By AHMED ZAYED in Tripoli, Libya
THE purported recovery of so-called treasure of slain Libyan President, Muammar Gadaffi, in Kenya has brought to the fore the problem of fake money syndicates in the East African country.
It has been reported an amount of between US$80 million and $100 million was found at a warehouse of a logistics company in the capital city, Nairobi.
The amount is supposedly part of the billions of dollars the Libyan leader stashed before his ouster and eventual killing in 2011 by French-US backed North Atlantic Treaty Organization (NATO) extremists.
However, there are doubts over the purported treasure reportedly found at a local logistics company following a series of recoveries of counterfeit money in Kenya.
In February, counterfeit banknotes including Kenyan shillings, US dollars and Euros were found at a house in the central town of Ruiru. Police officers also recovered small pieces of gold and some licensed firearms.
Two men were arrested on charges of money-laundering.
In March, police seized wads of fake US$20 million at a Nairobi branch of a leading bank.
Six suspects were arrested.
Despite the prevalence of fake money, there are calls for authorities to investigate IPLCEA.
Analysts said if the reports of a treasure of Gaddaffi’s were authentic, the money must be surrendered to Kenya’s government.
If the money is fake, the company could face charges of manufacturing and distributing counterfeit money.
According to its website, the Kenyan company is “dedicated to helping businesses succeed.”
“We achieve this by providing competitive services in the logistics and supply services and ensuring that the client remains in control of their supply agreements at all times,” it states.

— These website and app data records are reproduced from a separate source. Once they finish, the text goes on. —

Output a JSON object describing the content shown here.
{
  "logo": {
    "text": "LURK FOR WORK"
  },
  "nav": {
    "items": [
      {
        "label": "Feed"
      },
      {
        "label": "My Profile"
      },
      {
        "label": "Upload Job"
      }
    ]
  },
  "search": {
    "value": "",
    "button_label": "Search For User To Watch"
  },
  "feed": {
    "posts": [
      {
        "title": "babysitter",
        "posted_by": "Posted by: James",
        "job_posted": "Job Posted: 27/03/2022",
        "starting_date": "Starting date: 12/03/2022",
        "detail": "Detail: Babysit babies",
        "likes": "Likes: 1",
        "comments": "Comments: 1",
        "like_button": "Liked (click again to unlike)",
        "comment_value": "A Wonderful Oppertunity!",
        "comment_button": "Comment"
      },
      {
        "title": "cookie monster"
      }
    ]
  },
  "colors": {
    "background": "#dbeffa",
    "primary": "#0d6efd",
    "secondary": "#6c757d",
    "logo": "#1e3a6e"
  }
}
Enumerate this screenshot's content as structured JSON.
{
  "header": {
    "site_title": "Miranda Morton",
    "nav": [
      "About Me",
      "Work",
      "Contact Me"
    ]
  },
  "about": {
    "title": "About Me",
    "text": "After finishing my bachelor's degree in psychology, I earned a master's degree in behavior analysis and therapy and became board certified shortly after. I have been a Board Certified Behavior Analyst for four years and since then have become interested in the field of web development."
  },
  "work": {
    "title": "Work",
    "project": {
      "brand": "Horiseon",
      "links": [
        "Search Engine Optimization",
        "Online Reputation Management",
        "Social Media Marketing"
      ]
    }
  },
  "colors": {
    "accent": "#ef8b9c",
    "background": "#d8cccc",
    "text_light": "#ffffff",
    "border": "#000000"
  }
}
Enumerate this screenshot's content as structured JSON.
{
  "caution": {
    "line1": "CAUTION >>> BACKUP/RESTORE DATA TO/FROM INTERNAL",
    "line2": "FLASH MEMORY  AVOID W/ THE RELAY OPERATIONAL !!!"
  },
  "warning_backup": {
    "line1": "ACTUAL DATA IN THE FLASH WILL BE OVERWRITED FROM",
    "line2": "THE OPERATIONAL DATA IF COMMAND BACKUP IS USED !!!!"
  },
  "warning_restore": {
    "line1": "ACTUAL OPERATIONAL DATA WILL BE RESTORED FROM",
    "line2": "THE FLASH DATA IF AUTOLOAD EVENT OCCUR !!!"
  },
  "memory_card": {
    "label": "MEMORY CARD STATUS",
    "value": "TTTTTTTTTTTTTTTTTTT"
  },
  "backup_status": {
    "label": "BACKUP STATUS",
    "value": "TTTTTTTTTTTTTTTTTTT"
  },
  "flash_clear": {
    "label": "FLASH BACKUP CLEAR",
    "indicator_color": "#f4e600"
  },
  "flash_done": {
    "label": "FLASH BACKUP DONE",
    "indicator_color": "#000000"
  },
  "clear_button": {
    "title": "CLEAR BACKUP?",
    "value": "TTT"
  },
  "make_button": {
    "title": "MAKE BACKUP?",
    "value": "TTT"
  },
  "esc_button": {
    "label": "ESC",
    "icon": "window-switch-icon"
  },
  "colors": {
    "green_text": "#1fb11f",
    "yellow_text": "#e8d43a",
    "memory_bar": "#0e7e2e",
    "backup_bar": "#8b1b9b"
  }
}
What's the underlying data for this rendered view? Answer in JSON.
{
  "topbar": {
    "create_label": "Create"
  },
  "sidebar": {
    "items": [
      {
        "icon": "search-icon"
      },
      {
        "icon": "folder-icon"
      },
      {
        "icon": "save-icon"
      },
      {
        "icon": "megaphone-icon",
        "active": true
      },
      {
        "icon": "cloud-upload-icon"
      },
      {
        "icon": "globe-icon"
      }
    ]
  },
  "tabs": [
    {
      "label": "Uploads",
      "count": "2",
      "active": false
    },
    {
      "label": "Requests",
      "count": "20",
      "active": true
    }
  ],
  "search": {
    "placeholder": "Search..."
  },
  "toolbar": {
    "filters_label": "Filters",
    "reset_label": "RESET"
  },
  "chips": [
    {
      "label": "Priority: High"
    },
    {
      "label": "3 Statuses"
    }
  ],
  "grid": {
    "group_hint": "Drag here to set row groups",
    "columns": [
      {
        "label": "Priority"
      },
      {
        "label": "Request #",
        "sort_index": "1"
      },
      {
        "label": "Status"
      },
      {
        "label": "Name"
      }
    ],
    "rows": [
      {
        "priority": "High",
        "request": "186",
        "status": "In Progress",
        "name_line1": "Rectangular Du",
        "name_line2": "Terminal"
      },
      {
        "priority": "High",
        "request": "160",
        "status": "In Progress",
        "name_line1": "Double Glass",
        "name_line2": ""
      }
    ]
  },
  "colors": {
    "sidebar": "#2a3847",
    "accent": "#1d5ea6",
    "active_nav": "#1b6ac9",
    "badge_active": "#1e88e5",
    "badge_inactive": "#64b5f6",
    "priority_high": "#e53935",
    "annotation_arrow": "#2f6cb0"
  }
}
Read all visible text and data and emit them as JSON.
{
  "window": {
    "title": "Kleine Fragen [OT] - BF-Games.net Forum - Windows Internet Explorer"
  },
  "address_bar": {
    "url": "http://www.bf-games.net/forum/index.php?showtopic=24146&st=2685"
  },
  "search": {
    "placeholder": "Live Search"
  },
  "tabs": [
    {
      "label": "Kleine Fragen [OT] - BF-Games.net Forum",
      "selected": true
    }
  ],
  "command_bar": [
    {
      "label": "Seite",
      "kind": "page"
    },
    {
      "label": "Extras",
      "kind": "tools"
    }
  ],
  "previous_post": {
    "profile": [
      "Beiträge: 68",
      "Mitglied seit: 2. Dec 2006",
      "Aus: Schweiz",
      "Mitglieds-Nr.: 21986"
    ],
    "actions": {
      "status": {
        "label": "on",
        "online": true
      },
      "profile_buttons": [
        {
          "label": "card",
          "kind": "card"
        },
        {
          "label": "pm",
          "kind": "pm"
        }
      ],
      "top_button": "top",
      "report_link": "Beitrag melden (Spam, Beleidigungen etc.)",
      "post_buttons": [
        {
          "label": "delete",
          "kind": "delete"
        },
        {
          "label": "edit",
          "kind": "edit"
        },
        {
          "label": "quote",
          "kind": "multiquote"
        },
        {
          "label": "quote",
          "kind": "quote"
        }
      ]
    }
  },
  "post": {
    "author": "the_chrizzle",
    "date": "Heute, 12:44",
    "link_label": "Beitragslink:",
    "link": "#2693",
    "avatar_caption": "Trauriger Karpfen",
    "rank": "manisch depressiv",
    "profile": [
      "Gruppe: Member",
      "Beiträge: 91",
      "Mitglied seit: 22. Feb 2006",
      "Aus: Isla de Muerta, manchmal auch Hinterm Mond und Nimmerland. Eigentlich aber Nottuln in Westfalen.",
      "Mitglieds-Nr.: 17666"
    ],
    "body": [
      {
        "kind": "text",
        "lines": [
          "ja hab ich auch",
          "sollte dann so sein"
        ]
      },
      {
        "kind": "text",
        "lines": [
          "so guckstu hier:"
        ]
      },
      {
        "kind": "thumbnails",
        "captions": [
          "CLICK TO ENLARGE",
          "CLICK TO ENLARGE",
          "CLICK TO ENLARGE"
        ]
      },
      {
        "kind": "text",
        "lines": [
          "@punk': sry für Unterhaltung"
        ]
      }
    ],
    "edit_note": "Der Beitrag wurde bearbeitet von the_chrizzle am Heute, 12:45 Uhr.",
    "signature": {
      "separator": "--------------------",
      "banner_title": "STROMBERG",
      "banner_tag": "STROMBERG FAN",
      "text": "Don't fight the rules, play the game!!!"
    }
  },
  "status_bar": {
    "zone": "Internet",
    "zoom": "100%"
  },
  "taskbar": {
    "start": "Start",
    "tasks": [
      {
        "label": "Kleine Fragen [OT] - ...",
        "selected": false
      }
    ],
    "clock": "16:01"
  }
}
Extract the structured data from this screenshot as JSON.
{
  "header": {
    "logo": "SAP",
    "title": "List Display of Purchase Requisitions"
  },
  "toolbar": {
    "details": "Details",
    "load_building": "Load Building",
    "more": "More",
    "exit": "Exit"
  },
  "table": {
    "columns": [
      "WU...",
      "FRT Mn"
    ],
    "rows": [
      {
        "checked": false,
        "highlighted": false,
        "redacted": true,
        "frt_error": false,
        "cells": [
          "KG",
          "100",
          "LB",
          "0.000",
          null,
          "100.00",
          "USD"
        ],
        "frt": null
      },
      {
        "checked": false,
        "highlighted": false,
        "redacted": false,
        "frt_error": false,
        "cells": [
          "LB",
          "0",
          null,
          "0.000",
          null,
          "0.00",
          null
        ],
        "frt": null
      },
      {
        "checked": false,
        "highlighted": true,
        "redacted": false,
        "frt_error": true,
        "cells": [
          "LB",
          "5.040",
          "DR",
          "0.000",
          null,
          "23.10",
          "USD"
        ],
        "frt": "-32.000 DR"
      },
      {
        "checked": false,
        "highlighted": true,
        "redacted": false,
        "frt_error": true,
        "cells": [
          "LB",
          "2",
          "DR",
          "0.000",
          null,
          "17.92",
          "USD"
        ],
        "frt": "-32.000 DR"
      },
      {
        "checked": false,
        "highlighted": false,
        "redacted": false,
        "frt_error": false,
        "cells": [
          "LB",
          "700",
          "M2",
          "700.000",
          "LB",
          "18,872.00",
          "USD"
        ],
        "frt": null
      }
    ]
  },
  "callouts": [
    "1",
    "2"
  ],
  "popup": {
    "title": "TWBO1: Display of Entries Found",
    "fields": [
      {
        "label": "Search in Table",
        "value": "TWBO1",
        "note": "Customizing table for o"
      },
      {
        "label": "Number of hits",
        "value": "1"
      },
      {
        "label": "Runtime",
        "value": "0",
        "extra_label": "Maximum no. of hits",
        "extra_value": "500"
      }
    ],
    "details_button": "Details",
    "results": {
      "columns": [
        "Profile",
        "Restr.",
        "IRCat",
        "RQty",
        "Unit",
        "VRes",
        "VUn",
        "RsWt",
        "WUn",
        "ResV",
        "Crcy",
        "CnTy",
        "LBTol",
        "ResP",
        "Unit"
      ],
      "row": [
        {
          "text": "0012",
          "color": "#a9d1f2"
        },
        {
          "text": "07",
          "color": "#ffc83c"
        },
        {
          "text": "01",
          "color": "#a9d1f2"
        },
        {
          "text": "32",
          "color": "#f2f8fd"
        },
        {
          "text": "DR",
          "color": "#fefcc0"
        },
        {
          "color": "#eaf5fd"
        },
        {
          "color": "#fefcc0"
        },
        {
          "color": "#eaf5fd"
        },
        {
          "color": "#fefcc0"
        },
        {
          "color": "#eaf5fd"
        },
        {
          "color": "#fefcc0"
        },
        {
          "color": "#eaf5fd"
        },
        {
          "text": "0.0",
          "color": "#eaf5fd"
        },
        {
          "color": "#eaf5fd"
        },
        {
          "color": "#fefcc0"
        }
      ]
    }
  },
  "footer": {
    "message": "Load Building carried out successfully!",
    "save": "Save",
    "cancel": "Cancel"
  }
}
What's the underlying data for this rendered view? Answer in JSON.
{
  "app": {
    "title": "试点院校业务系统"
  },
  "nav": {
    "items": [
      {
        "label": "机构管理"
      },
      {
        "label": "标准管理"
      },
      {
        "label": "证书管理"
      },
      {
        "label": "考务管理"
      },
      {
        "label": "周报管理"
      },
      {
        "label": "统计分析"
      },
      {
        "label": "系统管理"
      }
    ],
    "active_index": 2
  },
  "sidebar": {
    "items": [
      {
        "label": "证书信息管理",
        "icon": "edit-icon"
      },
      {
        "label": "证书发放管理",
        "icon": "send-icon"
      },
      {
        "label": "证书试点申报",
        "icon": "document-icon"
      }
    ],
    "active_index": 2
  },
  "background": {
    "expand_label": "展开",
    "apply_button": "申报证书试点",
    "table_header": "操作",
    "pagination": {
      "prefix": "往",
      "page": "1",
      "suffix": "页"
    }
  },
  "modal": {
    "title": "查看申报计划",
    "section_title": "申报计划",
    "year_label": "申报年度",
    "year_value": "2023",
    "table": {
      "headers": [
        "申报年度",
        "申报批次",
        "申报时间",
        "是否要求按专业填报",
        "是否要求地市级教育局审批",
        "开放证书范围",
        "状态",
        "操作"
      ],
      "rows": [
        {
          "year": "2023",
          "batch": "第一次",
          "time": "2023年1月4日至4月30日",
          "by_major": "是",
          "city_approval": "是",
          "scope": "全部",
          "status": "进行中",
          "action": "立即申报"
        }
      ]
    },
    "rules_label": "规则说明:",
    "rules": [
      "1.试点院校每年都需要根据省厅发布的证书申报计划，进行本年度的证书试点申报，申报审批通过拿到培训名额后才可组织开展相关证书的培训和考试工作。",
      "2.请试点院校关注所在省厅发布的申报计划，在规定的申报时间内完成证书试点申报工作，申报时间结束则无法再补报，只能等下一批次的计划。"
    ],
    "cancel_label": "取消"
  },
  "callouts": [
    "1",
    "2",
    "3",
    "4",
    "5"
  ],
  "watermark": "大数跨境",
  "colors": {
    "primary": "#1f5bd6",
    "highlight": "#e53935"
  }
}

In April, a South African newspaper alleged more than R400 million ($27,8 million) cash stolen from Libya by Gadaffi had been stashed at the rural home of former president, Jacob Zuma.
Source: CAJ News